Intel’s 7nm processors are delayed again, will accumulate at least 18 months above the initial release date, and will not be available until the end of 2022 or 2023. EIntel CEO Bob Swan says the delay is due to a defect the company identified in the fabrication process and that it affected the performance of the chips.
The company has started a contingency plan that will involve use of third party manufacturers to cover demand and the repeated delays in the supply of CPUs for PCs for which the company apologized in late 2019. Intel has been “stuck” in the transition to 10nm manufacturing technology processes for years, and surely many of today’s problems stem from it. To put the situation in perspective, the initial plans (in 2014) were to put the 10nm chips on the market in 2015 and the 7nm chips in 2017.
In an attempt to normalize the situation and meet demand, Intel has increased the proprietary manufacturing capacity of 14nm wafers and the use of third-party foundries.
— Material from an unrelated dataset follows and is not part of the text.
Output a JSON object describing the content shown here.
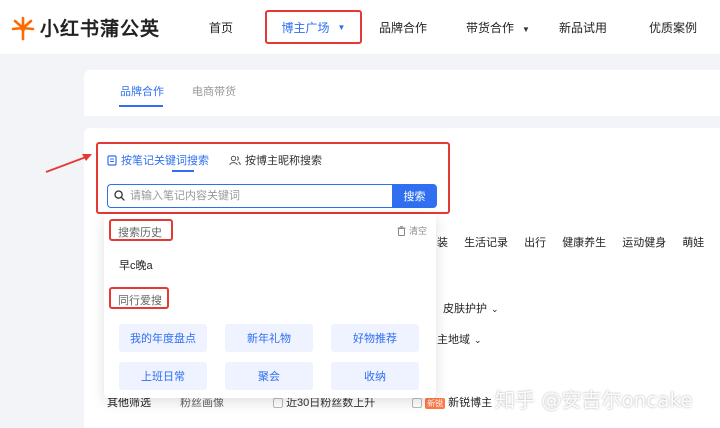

Intel has in the past outsourced the supply of basic chip components to foundries like TSMC, but it was the first time that the American giant turned to outside companies to manufacture their main processors.
Intel’s situation is complicated. AMD has 7nm processors on the market like the successful Ryzen that have gained ground to Intel in all market segments and are being used by all major manufacturers, while ARM (also at 7nm) continues to enter the market of the PC and Apple’s silicone announcement may put the x86 platform on the ropes.
Competition has also increased in data center chips that Intel has monopolized in the past. NVIDIA outperformed Intel in market capitalization for the first time in history and they are expanding their business model to the business segment, workstations, servers, in addition to others such as the automotive or Artificial Intelligence segment.
Good financial results
Despite all of the above, Intel has exceeded analyst expectations at the income level with a strong year-on-year increase of 20% and that of profits by 16%. Intel updated its revenue guidance for the full year 2020 to $ 75 billion against analyst estimates of $ 73.86 billion.
Of course, the chip giant has cash, technology, personnel and ultimately ability to overcome the current situation. And it is on the way to update its entire catalog with important news that will be presented on September 2. Innovations such as the Tiger Lake and the new integrated and dedicated Intel Xe graphics are expected.
The first 10nm Alder Lake will not be available until next year, while the 7nm processors will not arrive until late 2022 or early 2023. By then, the rest of manufacturers have advanced to technological processes of 5 and 3 nm. Intel has a lot of work ahead of it.